# [Task requirements]
Only lines containing the word "document" are needed; pull them out of the material.

# [The records]
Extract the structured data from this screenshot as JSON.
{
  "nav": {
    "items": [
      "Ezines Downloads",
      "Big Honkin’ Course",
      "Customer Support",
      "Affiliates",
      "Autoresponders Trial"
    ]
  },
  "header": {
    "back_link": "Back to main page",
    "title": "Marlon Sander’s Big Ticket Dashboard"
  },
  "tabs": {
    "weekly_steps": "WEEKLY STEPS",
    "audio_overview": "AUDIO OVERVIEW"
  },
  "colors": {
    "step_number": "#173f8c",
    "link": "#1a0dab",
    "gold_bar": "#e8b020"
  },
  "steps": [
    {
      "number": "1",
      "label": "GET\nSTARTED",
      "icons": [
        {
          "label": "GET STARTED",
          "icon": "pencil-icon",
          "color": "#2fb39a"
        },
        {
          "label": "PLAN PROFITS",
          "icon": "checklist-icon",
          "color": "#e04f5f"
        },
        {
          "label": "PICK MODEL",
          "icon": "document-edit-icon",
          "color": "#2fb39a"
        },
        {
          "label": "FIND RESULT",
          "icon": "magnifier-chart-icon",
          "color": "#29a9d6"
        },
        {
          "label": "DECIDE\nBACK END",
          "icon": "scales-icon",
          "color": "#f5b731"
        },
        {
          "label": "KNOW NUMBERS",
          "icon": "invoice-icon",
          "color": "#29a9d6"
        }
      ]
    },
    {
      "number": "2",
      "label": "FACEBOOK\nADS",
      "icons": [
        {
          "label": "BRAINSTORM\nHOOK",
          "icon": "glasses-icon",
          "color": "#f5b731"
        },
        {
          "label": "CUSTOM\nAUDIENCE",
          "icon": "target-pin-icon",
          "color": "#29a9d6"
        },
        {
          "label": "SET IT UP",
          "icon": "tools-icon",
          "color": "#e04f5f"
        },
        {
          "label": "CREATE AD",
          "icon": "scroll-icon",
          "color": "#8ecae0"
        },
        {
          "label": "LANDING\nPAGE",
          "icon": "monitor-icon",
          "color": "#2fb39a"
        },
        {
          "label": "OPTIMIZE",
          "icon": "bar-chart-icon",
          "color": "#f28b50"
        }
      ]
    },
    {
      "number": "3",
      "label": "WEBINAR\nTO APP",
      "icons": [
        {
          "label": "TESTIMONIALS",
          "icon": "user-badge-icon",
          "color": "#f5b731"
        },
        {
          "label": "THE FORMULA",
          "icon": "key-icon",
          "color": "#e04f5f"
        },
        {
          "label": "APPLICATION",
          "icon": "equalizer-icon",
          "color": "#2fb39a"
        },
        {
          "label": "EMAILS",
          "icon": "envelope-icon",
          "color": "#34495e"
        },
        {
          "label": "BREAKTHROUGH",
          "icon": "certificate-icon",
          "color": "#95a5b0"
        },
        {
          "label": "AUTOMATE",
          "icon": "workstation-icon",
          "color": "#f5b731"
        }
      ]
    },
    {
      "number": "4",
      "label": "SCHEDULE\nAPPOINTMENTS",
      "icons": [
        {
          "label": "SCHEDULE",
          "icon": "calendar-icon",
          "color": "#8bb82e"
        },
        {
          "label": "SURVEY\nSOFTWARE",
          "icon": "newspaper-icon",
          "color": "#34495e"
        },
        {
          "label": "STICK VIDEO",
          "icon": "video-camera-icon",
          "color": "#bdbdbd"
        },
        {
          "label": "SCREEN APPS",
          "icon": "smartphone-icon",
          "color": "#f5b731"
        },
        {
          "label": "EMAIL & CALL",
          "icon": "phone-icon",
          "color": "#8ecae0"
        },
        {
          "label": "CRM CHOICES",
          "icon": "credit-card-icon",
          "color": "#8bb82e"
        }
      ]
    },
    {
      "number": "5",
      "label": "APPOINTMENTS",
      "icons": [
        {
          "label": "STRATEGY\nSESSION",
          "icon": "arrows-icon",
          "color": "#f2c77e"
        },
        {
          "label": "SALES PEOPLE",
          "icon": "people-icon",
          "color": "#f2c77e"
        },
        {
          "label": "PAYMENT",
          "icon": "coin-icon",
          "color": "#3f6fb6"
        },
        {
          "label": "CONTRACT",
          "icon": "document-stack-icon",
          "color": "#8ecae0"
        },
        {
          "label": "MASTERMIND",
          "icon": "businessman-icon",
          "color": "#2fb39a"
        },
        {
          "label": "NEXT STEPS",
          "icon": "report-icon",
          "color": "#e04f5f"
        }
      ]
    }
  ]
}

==

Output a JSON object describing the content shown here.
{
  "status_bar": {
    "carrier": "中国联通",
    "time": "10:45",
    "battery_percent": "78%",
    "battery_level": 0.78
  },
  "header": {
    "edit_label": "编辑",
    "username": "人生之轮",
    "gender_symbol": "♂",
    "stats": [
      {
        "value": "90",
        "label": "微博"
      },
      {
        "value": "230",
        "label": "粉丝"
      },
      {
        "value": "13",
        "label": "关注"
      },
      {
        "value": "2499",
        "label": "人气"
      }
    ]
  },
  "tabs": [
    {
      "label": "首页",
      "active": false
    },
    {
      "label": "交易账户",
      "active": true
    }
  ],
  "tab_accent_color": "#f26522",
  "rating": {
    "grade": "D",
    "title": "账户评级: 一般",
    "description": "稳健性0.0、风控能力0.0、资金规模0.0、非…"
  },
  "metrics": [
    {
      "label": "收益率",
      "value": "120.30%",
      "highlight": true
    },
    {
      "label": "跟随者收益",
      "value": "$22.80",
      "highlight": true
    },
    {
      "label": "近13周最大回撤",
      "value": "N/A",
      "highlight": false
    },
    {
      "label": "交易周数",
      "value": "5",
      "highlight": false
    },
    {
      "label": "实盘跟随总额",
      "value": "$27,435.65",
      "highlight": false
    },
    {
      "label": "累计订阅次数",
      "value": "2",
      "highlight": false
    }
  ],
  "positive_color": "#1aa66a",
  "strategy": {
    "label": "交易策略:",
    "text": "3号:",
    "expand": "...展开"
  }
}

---

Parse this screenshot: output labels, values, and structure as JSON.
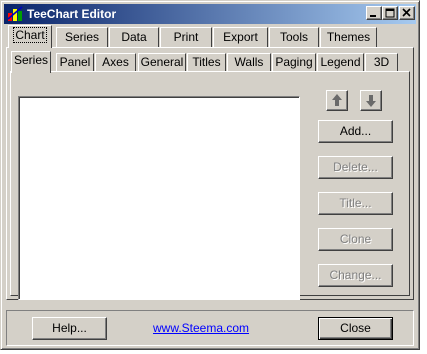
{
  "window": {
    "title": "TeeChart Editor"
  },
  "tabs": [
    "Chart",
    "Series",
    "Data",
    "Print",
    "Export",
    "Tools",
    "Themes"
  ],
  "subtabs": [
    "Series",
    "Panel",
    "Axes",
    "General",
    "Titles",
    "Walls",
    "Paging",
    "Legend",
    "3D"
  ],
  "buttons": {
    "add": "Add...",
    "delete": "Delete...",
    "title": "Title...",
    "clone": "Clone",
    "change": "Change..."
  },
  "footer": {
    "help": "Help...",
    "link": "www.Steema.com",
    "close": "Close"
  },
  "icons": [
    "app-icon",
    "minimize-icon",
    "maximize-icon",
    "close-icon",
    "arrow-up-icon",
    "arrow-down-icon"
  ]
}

# [Output of the exercise]
          "icon": "document-edit-icon",
          "icon": "document-stack-icon",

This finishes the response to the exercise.